## [DIRECTIONS]
Go through the data below and gather each line containing "JSON".

## [DATA SUPPLIED]
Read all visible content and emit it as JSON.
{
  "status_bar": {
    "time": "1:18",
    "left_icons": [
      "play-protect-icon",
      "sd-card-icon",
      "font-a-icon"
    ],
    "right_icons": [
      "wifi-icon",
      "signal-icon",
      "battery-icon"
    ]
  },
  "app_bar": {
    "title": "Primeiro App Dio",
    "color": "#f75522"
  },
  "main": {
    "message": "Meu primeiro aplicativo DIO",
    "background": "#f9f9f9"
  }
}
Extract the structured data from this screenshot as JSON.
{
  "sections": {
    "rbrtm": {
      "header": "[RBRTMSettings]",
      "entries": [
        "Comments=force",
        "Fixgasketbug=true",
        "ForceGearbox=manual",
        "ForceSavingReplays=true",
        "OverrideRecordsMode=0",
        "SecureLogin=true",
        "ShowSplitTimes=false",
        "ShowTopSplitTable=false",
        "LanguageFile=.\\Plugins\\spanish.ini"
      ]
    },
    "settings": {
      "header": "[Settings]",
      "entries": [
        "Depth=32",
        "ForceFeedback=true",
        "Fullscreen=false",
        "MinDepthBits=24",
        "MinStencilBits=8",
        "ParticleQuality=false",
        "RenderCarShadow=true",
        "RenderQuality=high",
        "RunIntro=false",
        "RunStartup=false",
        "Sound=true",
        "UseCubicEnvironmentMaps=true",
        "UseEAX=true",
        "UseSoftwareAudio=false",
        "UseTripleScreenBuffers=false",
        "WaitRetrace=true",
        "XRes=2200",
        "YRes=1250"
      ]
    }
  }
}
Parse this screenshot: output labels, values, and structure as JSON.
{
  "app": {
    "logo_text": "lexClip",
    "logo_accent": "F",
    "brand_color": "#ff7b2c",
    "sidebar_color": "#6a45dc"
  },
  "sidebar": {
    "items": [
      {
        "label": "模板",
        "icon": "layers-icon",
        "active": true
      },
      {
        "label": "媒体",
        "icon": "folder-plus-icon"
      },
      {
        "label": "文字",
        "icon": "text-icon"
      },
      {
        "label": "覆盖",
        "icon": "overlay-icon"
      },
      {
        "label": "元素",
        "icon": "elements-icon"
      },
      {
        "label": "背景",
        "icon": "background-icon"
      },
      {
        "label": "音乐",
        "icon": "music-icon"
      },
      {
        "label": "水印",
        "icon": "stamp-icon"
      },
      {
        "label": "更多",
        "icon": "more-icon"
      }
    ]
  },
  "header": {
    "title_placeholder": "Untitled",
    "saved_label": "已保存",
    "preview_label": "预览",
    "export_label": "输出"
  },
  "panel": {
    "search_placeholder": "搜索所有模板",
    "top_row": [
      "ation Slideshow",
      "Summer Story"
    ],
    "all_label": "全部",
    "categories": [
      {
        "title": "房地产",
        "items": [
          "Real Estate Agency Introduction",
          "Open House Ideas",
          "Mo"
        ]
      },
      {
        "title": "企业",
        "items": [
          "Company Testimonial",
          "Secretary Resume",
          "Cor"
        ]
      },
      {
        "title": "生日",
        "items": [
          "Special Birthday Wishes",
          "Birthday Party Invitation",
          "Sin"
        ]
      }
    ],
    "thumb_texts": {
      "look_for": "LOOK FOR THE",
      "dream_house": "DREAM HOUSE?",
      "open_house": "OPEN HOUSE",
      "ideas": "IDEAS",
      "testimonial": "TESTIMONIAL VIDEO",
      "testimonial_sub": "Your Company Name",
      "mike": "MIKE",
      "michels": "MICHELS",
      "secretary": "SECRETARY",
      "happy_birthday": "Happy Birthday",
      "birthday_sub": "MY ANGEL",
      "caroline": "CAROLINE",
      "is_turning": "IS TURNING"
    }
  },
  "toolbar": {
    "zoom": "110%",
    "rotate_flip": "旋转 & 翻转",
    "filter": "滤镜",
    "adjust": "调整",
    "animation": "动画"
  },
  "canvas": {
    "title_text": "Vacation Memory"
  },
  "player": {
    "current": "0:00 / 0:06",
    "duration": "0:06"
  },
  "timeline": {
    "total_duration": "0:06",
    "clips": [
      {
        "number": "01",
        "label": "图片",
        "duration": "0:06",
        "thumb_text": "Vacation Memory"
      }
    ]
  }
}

## [TASK RESULT]
Read all visible content and emit it as JSON.
Extract the structured data from this screenshot as JSON.
Parse this screenshot: output labels, values, and structure as JSON.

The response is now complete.